The vulnerable human underbelly of Britain’s labour market has, thankfully, taken centre stage in the national political debate. The prime minister deserves credit for helping to propel it there.

Last September when we submitted a report to her on bogus self-employment—as well as the poverty pay, chronic insecurity, and shoddy treatment that came with it—at Hermes couriers*, the PM responded almost immediately with two moves.

First, the PM referred Hermes to HMRC for an official investigation. Her second move was very much in keeping with her ability to set up and then see through major inquiries to get to the bottom of particularly sensitive (and hugely important) matters that have been kicked by some of her predecessors into the long political grass.

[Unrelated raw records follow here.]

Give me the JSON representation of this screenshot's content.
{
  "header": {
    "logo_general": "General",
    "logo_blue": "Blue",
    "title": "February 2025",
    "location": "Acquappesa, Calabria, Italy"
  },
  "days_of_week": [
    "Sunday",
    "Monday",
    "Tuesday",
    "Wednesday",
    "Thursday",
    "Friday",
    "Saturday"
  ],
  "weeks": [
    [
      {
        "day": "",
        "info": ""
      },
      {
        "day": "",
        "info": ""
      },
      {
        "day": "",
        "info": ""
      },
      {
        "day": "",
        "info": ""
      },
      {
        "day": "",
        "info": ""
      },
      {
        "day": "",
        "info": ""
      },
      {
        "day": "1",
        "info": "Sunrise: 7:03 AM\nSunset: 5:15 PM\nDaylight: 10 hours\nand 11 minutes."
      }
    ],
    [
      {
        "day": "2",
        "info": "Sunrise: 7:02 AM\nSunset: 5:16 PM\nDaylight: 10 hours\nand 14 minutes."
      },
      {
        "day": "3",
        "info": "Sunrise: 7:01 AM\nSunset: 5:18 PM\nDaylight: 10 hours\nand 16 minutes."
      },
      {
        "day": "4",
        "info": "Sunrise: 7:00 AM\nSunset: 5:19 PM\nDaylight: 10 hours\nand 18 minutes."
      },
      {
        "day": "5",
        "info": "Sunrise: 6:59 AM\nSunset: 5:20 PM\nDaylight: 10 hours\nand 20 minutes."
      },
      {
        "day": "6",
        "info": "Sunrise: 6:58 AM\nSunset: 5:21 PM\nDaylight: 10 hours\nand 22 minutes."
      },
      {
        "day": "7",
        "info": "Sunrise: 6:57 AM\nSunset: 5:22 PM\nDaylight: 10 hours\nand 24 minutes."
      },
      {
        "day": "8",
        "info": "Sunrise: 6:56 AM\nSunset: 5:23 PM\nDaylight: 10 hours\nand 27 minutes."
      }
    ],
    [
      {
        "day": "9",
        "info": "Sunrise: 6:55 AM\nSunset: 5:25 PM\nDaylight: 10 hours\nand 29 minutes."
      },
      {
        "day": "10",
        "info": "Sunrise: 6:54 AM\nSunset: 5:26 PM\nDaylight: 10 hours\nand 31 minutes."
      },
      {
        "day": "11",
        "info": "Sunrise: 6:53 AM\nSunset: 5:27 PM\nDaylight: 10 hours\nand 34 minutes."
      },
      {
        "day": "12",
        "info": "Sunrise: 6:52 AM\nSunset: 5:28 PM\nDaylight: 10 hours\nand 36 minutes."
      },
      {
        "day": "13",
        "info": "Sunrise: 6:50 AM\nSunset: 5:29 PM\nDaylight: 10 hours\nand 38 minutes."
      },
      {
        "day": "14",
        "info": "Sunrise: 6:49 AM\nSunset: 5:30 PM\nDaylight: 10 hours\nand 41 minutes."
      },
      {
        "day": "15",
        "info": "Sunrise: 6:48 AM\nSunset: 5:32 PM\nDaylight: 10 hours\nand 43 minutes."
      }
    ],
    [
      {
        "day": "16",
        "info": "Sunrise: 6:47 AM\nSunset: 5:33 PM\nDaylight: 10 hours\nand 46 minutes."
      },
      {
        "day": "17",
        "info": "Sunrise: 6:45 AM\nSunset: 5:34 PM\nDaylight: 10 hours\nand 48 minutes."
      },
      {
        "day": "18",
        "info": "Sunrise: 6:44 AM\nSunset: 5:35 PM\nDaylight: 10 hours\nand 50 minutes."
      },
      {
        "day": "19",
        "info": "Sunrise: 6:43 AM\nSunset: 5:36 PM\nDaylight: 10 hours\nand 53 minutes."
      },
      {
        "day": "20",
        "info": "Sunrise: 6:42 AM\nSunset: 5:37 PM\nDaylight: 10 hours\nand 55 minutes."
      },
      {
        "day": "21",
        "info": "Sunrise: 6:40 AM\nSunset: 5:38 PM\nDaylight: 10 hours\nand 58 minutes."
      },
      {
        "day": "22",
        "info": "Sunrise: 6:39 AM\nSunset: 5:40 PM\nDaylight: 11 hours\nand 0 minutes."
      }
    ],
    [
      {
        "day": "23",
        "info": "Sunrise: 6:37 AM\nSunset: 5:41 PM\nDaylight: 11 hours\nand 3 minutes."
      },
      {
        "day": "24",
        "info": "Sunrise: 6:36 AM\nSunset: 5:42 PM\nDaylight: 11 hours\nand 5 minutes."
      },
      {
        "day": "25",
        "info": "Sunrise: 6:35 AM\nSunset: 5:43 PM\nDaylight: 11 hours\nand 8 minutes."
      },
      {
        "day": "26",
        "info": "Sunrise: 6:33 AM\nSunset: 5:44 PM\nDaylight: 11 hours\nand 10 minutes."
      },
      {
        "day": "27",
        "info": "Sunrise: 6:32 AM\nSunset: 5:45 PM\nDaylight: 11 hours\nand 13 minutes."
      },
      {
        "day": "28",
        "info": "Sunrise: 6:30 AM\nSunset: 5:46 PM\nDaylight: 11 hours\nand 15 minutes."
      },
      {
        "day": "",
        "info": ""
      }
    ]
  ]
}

In this instance, she commissioned an “Independent Review of Employment Practices in the Modern Economy” under the chairmanship of Matthew Taylor, Chief Executive of the Royal Society for the encouragement of Arts (RSA). So far, so good.